It was at that time that Dr. Birch began work on his Brain-Computer Interface (BCI) project.[7][8][9] He chose to research the use of Electroencephalography (EEG) signals from the brain because he felt it would be the most direct type of signal and would be the best form of control for someone with a severe disability.

Recent achievements[edit]

In 1994, Dr. Birch became the Executive Director of the Neil Squire Society.[10] Under his watch, the Society continues to empower Canadians with physical disabilities using technology, knowledge, and passion. He is also currently an Adjunct Professor at both the Electrical and Computer Engineering Department of the University of British Columbia,[11] and at the Gerontology Department of Simon Fraser University.

Dr. Birch was inducted into the Terry Fox Hall of Fame in 1998 by the Canadian Foundation for Physically Disabled Persons for extraordinary contributions to enriching the quality of life for people with disabilities. He was also awarded the British Columbia Paraplegic Association’s Leadership Award.

The University of British Columbia Alumni Association honored Dr. Birch with a Global Citizen Award in 2009.[12] The award recognizes UBC graduates who have made a significant contribution to the betterment of the global community through one or more of the following: research initiatives, teaching, social, cultural or artistic innovation, healthcare, economic development, human rights and environmental protection.

On 23 October 2008, Dr. Birch was appointed an Officer of the Order of Canada, Canada’s highest civilian honor for lifetime achievement, for his work with the Neil Squire Society. Governor General Michaëlle Jean invested him into the Order on April 7, 2010, at Rideau Hall in Ottawa. In 2012, he was awarded the Queen Elizabeth II Diamond Jubilee Medal.[13] In 2016, he was awarded the Dean's Medal of Distinction from the University of British Columbia's Faculty of Applied Science.[14]

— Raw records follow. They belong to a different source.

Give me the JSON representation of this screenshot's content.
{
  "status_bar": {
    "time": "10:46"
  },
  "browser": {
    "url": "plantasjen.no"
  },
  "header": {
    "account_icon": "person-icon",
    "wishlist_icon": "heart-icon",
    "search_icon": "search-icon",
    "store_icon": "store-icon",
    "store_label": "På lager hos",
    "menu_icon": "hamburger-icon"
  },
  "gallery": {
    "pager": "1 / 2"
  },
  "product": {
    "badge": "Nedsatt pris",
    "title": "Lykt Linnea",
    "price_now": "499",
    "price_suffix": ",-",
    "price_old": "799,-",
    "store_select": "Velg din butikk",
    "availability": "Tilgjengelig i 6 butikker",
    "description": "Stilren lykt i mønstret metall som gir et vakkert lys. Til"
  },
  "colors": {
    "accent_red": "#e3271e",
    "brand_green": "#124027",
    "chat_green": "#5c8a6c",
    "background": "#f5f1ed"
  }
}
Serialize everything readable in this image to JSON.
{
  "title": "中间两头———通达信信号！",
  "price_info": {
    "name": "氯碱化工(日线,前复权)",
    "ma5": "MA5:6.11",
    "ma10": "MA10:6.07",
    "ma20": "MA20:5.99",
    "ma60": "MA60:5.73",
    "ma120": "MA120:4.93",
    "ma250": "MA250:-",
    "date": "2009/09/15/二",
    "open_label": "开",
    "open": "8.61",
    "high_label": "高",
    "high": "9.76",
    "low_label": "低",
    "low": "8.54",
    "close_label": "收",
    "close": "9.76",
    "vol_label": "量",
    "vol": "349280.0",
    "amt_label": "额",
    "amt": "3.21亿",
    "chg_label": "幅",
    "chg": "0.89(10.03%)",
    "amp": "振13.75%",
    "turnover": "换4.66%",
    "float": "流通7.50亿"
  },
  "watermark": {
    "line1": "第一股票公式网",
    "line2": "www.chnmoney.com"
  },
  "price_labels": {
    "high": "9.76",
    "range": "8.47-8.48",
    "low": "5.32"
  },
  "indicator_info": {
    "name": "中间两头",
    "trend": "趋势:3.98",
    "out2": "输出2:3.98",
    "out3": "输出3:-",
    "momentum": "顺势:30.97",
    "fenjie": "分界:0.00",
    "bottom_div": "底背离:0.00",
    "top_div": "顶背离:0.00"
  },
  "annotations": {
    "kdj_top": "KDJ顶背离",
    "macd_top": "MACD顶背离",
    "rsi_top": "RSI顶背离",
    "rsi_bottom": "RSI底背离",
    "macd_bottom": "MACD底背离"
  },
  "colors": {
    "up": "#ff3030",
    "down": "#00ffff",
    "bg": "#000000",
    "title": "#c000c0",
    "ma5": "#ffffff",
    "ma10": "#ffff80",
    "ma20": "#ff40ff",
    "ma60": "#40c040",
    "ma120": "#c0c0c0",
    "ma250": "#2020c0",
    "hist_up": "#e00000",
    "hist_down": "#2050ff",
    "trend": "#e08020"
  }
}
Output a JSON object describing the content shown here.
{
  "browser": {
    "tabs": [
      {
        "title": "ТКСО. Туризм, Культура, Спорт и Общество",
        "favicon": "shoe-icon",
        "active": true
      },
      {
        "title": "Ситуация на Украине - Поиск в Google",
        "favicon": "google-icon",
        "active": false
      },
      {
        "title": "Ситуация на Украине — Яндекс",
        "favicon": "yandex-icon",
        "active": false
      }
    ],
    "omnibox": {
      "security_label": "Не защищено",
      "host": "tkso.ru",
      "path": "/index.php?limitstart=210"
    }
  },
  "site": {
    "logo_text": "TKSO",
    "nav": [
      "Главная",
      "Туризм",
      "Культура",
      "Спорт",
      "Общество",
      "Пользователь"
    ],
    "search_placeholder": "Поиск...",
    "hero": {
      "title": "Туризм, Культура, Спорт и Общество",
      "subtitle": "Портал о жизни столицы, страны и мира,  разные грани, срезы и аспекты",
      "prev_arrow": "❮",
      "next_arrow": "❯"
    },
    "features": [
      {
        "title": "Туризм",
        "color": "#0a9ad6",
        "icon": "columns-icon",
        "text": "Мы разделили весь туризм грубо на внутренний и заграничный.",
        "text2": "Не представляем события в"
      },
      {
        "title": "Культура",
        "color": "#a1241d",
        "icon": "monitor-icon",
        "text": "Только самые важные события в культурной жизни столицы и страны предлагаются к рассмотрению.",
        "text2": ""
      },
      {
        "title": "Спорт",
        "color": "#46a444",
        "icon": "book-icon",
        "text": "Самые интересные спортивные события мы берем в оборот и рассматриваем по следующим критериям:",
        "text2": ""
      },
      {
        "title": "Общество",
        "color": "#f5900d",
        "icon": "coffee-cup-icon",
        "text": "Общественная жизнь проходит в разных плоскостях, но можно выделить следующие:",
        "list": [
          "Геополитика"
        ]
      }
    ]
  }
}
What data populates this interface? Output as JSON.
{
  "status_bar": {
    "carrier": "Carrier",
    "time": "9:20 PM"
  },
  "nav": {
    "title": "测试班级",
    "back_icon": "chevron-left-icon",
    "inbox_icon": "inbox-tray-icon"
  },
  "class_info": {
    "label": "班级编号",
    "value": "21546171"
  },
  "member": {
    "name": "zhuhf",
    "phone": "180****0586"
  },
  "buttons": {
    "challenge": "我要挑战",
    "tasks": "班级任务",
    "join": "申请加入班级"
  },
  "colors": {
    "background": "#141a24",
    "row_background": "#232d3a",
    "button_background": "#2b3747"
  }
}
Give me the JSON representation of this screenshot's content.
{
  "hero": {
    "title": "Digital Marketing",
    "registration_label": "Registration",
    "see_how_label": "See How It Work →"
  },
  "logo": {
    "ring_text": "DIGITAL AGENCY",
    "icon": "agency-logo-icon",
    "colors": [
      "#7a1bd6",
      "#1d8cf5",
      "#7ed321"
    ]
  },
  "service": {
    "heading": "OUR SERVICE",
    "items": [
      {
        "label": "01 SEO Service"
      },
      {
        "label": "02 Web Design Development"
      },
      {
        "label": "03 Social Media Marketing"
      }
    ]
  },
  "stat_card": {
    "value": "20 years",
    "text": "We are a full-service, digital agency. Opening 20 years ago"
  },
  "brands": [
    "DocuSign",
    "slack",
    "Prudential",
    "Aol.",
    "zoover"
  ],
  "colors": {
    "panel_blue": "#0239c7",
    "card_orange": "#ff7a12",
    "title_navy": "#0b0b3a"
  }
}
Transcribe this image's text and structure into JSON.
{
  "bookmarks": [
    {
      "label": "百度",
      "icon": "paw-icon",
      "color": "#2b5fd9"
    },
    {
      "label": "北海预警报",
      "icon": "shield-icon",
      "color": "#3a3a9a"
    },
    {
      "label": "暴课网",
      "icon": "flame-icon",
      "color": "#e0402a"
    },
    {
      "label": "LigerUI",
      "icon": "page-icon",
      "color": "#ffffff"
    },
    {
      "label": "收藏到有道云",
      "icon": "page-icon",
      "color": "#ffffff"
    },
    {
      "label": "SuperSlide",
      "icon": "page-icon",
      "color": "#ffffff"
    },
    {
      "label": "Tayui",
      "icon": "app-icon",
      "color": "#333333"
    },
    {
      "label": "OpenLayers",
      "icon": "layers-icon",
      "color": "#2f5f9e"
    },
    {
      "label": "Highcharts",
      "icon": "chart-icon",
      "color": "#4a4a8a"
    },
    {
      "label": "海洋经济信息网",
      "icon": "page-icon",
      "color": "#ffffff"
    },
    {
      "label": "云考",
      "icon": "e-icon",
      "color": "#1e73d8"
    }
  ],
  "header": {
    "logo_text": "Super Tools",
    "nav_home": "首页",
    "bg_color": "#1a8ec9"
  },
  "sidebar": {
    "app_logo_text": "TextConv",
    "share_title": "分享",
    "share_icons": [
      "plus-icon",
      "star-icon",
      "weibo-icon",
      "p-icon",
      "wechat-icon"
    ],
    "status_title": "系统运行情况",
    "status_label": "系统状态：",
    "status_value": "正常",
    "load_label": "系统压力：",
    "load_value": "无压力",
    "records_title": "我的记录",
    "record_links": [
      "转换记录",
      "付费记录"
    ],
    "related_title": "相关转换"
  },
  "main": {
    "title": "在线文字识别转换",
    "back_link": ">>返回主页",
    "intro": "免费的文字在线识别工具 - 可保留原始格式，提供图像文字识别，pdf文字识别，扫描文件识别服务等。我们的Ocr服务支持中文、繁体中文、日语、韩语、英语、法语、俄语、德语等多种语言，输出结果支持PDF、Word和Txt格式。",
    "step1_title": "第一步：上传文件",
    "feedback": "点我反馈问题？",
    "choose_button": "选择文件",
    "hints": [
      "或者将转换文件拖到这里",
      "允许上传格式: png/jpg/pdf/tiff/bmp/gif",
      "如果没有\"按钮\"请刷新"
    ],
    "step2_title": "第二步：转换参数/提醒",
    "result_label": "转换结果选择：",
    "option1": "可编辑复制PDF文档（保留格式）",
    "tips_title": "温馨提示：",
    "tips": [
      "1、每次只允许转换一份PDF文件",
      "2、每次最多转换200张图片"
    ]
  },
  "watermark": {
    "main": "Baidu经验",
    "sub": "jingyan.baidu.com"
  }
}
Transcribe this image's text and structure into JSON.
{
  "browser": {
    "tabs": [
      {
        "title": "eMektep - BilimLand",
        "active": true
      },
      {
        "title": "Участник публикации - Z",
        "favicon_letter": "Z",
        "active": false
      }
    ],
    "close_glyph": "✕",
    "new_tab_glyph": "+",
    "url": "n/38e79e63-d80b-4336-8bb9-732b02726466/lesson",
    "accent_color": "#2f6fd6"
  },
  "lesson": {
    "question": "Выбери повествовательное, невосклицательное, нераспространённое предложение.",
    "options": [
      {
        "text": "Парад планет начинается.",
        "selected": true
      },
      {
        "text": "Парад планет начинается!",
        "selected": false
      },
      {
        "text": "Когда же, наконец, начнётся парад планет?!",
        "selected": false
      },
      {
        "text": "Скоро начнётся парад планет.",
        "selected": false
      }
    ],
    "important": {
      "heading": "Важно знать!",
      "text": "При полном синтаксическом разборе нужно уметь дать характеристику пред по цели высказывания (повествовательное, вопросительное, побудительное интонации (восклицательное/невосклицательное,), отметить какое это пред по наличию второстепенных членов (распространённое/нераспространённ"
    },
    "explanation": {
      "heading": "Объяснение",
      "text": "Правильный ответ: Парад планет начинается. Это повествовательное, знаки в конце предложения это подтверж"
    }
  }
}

On 14–16 June 2016, Dr. Birch spoke and co-chaired a roundtable at the 9th session of the Conference of States Parties to the Convention on the Rights of Persons with Disabilities.


External links[edit]